“There’s going to be a tremendous push by the farmers and those who represent them to try to keep (the 2002 bill),” he said, since it provides “a fair amount of protection” against crop loss and low market prices.

Conservation programs have been no strangers to cuts. The discretionary portion of USDA budget in 2007 will be about $21.5 billion, or $228 million less than in 2006.

According to the White House’s Office of Management and Budget, conservation cuts will total about $543 million (including Forest Service and Rural Development) in order to provide cash for increases in commodities, marketing, regulatory and administration activities.

But after 2007? WTO may further restrict what most member countries perceive as unfair government subsidy payments to farmers in the United States and European Union, pointed out Dave Townsend, Ag Committee press secretary for Sen. Tom Harkin (D-Iowa).

“Investment in rural America shouldn’t be decreased,” he said. One way Harkin believes the United States could get around this restriction and still aid farmers is to increase funding for some conservation programs.

For example, the Conservation Security Program (CSP) rewards growers and producers for how well they farm while respecting natural resources. Townsend said with more funding, it would encourage good practices and give other farmers incentive to improve in order to qualify.

“This would pay farmers for how they farm” as opposed to basing it on how much or how little, he explained.

Harkin is not alone. Ray noted many commodities subsidy cuts may come from either raising loan rates or lowering counter-cyclical target prices.

Theoretically, some or all the remaining money could be funneled into creative conservation initiatives such as the CSP watershed program (in fact, the big criticism of CSP by farmers is its limited scope and funding).

Another idea is whole-farm insurance. Rather than pay varying support rates on individual crops, Sen. Richard Lugar (R-Ind.) proposed this concept years ago. It was not a popular idea, but Lugar Press Secretary Andy Fisher said through the years, it has gained momentum, since it is less restrictive than traditional subsidies. It may be another way around WTO prohibitions.

Sticky wicket

Other subsidy cuts would be possible by lowering the “cap” on individual annual payments, a move Ray said is a sticky political wicket. Many smaller farms probably wouldn’t mind if the capping were restricted to what are commonly called “corporate farms” – those with vast tracts of land and/or multimillion-dollar operations.

To cap everyone, though, is “hurting the small guys,” Townsend said.

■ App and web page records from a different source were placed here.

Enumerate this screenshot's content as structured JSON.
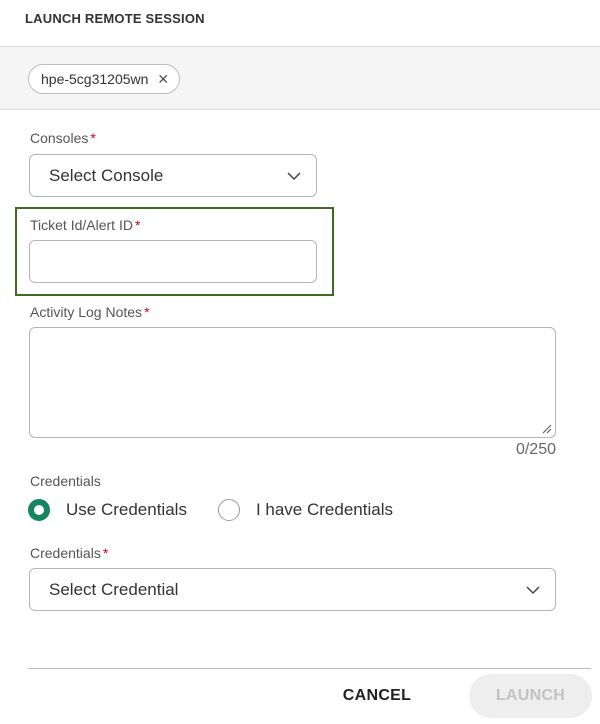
{
  "dialog": {
    "title": "LAUNCH REMOTE SESSION"
  },
  "device": {
    "chip_label": "hpe-5cg31205wn",
    "close_glyph": "✕",
    "close_icon": "close-icon"
  },
  "form": {
    "consoles": {
      "label": "Consoles",
      "required_mark": "*",
      "selected": "Select Console",
      "icon": "chevron-down-icon"
    },
    "ticket": {
      "label": "Ticket Id/Alert ID",
      "required_mark": "*",
      "value": "",
      "highlight_color": "#3d6b1f"
    },
    "activity_log": {
      "label": "Activity Log Notes",
      "required_mark": "*",
      "value": "",
      "counter": "0/250"
    },
    "credentials_mode": {
      "label": "Credentials",
      "options": [
        {
          "label": "Use Credentials",
          "checked": true
        },
        {
          "label": "I have Credentials",
          "checked": false
        }
      ],
      "accent_color": "#168460"
    },
    "credentials": {
      "label": "Credentials",
      "required_mark": "*",
      "selected": "Select Credential",
      "icon": "chevron-down-icon"
    }
  },
  "footer": {
    "cancel_label": "CANCEL",
    "launch_label": "LAUNCH"
  },
  "colors": {
    "required": "#d0021b",
    "launch_disabled_bg": "#eeeeee",
    "launch_disabled_text": "#c2c2c2"
  }
}
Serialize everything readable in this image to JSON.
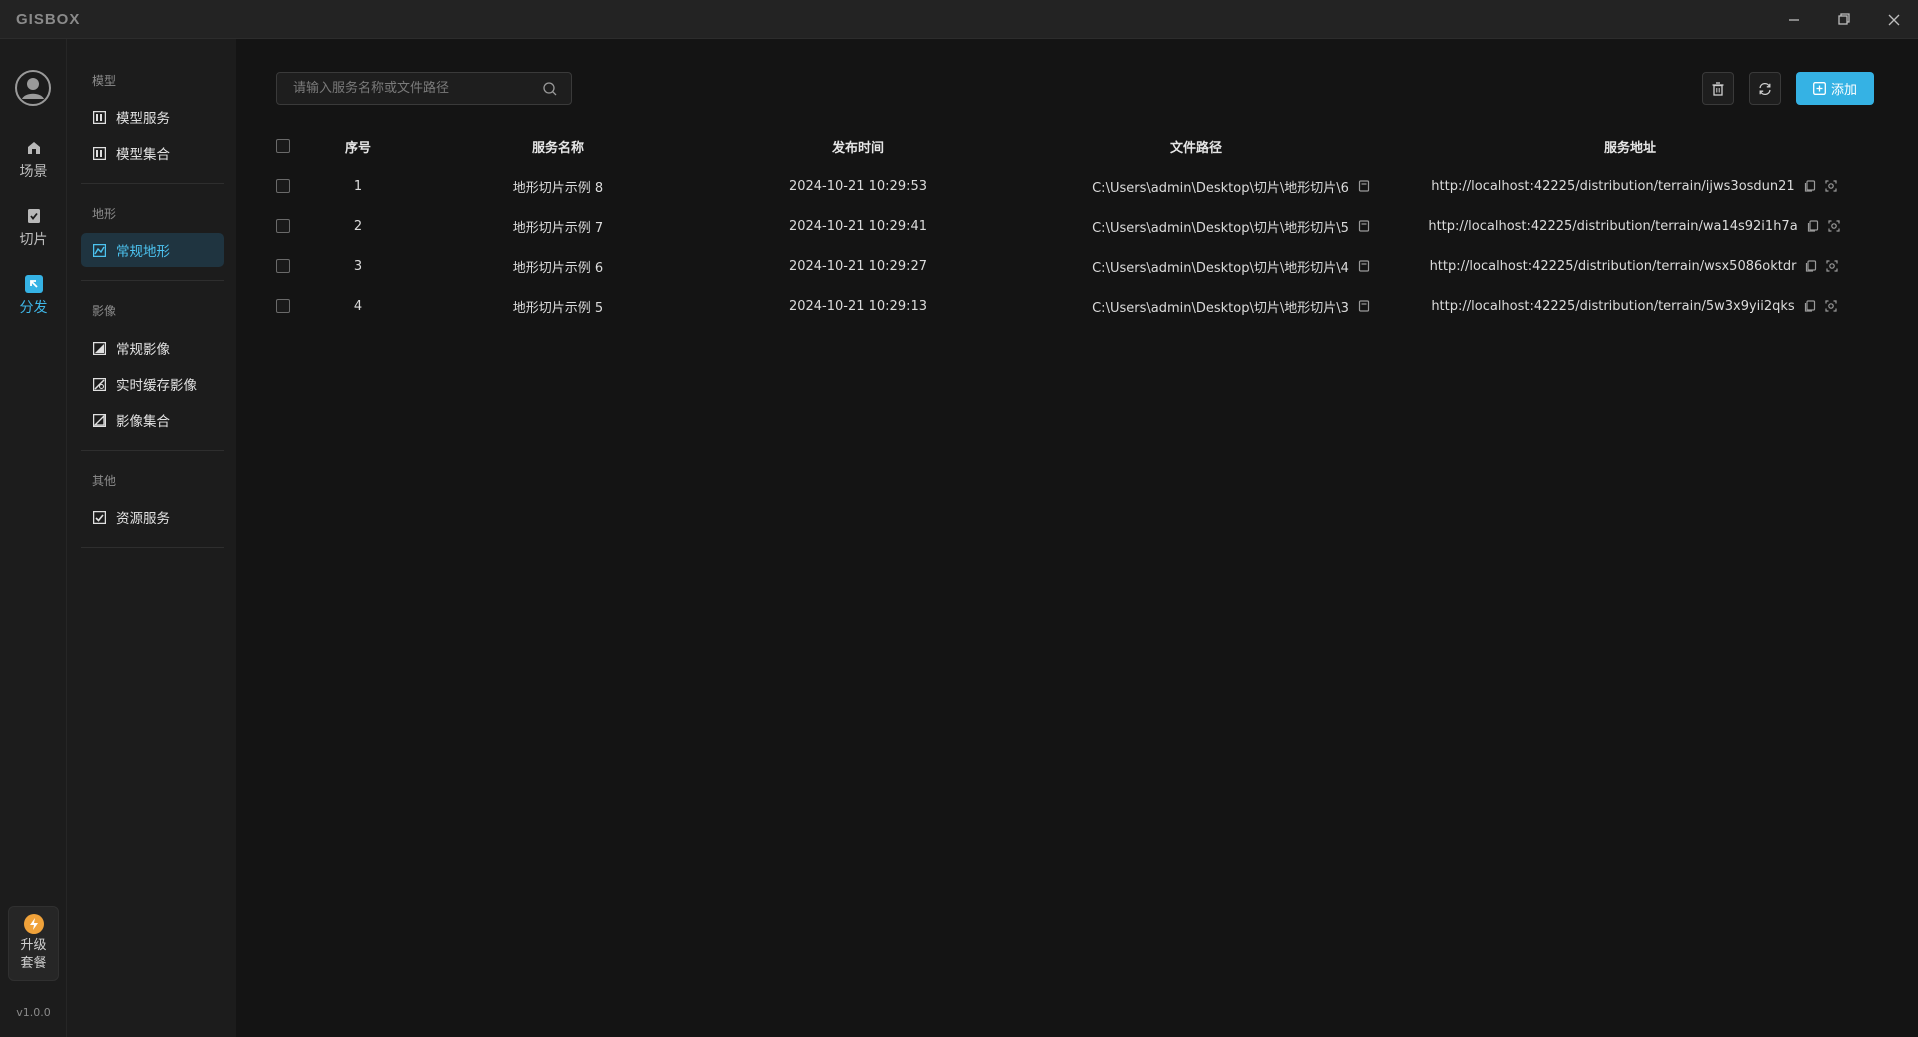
{
  "app": {
    "logo": "GISBOX",
    "version": "v1.0.0"
  },
  "window_controls": {
    "minimize_icon": "minimize-icon",
    "restore_icon": "restore-icon",
    "close_icon": "close-icon"
  },
  "rail": {
    "items": [
      {
        "label": "场景",
        "icon": "scene-icon",
        "active": false
      },
      {
        "label": "切片",
        "icon": "slice-icon",
        "active": false
      },
      {
        "label": "分发",
        "icon": "distribute-icon",
        "active": true
      }
    ],
    "upgrade": {
      "line1": "升级",
      "line2": "套餐"
    }
  },
  "subnav": {
    "groups": [
      {
        "title": "模型",
        "items": [
          {
            "label": "模型服务"
          },
          {
            "label": "模型集合"
          }
        ]
      },
      {
        "title": "地形",
        "items": [
          {
            "label": "常规地形",
            "active": true
          }
        ]
      },
      {
        "title": "影像",
        "items": [
          {
            "label": "常规影像"
          },
          {
            "label": "实时缓存影像"
          },
          {
            "label": "影像集合"
          }
        ]
      },
      {
        "title": "其他",
        "items": [
          {
            "label": "资源服务"
          }
        ]
      }
    ]
  },
  "search": {
    "placeholder": "请输入服务名称或文件路径",
    "value": ""
  },
  "toolbar": {
    "add_label": "添加"
  },
  "colors": {
    "accent": "#35b2e4",
    "active_text": "#4cc3f0",
    "background": "#141414"
  },
  "table": {
    "headers": {
      "index": "序号",
      "name": "服务名称",
      "time": "发布时间",
      "path": "文件路径",
      "url": "服务地址"
    },
    "rows": [
      {
        "index": "1",
        "name": "地形切片示例 8",
        "time": "2024-10-21 10:29:53",
        "path": "C:\\Users\\admin\\Desktop\\切片\\地形切片\\6",
        "url": "http://localhost:42225/distribution/terrain/ijws3osdun21"
      },
      {
        "index": "2",
        "name": "地形切片示例 7",
        "time": "2024-10-21 10:29:41",
        "path": "C:\\Users\\admin\\Desktop\\切片\\地形切片\\5",
        "url": "http://localhost:42225/distribution/terrain/wa14s92i1h7a"
      },
      {
        "index": "3",
        "name": "地形切片示例 6",
        "time": "2024-10-21 10:29:27",
        "path": "C:\\Users\\admin\\Desktop\\切片\\地形切片\\4",
        "url": "http://localhost:42225/distribution/terrain/wsx5086oktdr"
      },
      {
        "index": "4",
        "name": "地形切片示例 5",
        "time": "2024-10-21 10:29:13",
        "path": "C:\\Users\\admin\\Desktop\\切片\\地形切片\\3",
        "url": "http://localhost:42225/distribution/terrain/5w3x9yii2qks"
      }
    ]
  }
}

On the other hand, Ray explained such a cap could be detrimental even to the big guys, and the overall farm economy, if, for example, corn prices dropped dramatically in the Midwest.

Too, not every farmer working thousands of acres is a mogul – Fisher noted it’s not uncommon for one full-time farmer or farm family to own only a few hundred acres, and also pay to lease hundreds or thousands more to work.

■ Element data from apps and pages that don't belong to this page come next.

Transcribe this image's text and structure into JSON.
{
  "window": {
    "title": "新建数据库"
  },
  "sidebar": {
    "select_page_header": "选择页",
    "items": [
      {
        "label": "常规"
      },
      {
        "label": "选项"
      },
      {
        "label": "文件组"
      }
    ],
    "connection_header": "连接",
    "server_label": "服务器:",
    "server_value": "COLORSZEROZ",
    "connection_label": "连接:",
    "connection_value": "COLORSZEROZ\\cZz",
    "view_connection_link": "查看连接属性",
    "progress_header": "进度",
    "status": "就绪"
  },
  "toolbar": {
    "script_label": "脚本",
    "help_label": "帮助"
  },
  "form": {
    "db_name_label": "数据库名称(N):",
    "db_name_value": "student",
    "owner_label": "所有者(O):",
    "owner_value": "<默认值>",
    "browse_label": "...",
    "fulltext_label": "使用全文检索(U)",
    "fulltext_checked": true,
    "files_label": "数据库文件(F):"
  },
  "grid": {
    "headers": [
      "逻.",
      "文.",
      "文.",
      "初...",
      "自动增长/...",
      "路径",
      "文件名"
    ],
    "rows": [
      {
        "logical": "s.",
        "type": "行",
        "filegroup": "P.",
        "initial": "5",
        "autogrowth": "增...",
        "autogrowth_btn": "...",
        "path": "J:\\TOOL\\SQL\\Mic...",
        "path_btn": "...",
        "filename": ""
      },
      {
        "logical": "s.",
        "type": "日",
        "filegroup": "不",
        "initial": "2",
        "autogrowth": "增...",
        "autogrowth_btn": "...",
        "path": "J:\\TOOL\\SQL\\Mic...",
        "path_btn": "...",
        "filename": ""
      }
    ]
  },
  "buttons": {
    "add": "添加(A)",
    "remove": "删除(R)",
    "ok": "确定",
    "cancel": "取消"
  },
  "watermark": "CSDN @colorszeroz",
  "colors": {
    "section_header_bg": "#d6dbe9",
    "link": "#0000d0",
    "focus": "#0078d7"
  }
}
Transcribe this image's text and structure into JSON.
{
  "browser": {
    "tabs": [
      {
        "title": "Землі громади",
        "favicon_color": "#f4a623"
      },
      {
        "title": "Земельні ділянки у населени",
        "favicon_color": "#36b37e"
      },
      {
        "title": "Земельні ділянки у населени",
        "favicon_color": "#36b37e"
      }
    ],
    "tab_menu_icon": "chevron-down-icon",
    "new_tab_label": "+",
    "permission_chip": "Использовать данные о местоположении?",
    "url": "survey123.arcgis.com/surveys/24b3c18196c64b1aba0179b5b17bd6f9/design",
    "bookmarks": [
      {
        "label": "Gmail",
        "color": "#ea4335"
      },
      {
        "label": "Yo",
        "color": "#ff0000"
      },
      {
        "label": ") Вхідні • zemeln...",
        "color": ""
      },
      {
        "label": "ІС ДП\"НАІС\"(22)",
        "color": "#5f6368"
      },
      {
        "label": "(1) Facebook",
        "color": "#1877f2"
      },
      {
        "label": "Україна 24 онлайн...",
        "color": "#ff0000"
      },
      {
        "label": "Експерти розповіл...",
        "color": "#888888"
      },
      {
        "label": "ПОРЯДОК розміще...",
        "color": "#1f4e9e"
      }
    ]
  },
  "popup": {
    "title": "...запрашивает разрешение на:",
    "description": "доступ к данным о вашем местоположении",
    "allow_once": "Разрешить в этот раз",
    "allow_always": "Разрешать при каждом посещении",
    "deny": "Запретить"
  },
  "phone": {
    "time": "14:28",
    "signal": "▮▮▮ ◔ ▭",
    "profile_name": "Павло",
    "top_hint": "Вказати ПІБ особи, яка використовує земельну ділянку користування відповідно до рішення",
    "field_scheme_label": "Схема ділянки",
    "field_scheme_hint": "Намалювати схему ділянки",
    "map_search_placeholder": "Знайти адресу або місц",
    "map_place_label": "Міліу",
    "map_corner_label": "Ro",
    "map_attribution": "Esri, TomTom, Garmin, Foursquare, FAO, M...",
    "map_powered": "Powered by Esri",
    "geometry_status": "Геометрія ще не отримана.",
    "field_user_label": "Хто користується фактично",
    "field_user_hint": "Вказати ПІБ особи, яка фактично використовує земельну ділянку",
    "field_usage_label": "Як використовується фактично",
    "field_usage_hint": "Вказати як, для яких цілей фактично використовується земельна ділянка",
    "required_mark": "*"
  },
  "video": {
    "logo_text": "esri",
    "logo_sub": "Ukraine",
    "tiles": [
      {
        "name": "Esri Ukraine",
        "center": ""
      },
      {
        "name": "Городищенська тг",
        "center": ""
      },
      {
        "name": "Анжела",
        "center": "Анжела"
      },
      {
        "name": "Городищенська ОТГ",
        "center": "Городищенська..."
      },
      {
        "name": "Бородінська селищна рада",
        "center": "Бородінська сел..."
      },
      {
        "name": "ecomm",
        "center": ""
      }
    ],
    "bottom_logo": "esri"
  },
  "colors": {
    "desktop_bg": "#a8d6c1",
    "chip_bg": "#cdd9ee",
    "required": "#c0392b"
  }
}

Rep. Lincoln Davis (D-Tenn.), a beef producer, said in many cases it is necessary for a full-time farmer to work thousands of acres in order to earn enough to justify time and expense.

As a former tobacco grower, he used that example to illustrate how smaller farms used to be able to depend on the type of crop (and accompanying subsidies) while growing less than they must plant now for a similar profit.

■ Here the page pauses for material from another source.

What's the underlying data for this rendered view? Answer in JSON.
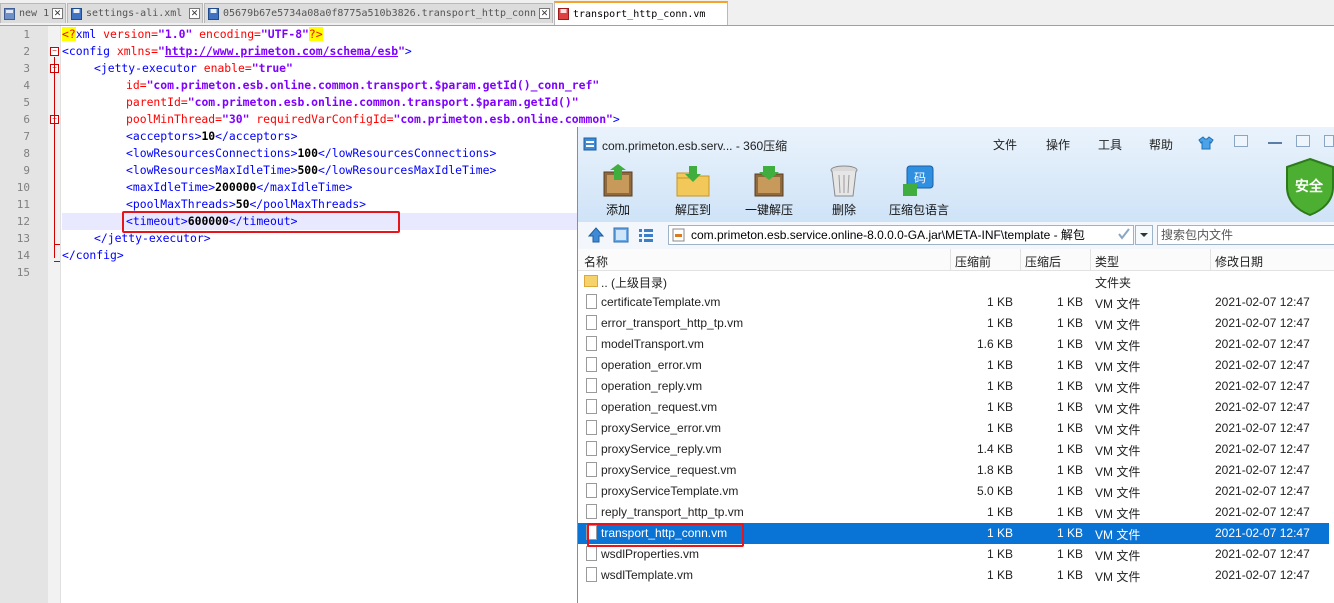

Farmer Ed Wiederstein of Iowa, however, thinks it might be to the U.S. producer’s advantage to eliminate subsidies.

First, without subsidy payments to those who lease out land for farming, he wonders if some non-farmer landowners might be willing to sell that real estate to individual growers and producers for lower prices, stimulating interest in smaller farms.

Second, “It seems we always talk about the European Union and how they heavily subsidize their farmers,” Wiederstein said, adding in his opinion, the EU is “building a box around themselves” with higher subsidies and trade restrictions.

America eliminating its farm bill might render the EU less competitive than the U.S. in the global market.

Davis explained in his experience, Wiederstein is definitely not alone in believing the American ag trade market should be more “pure” and without subsidies – but for now, he disagrees.

“As long as there are other countries interceding, that’s impossible,” he said.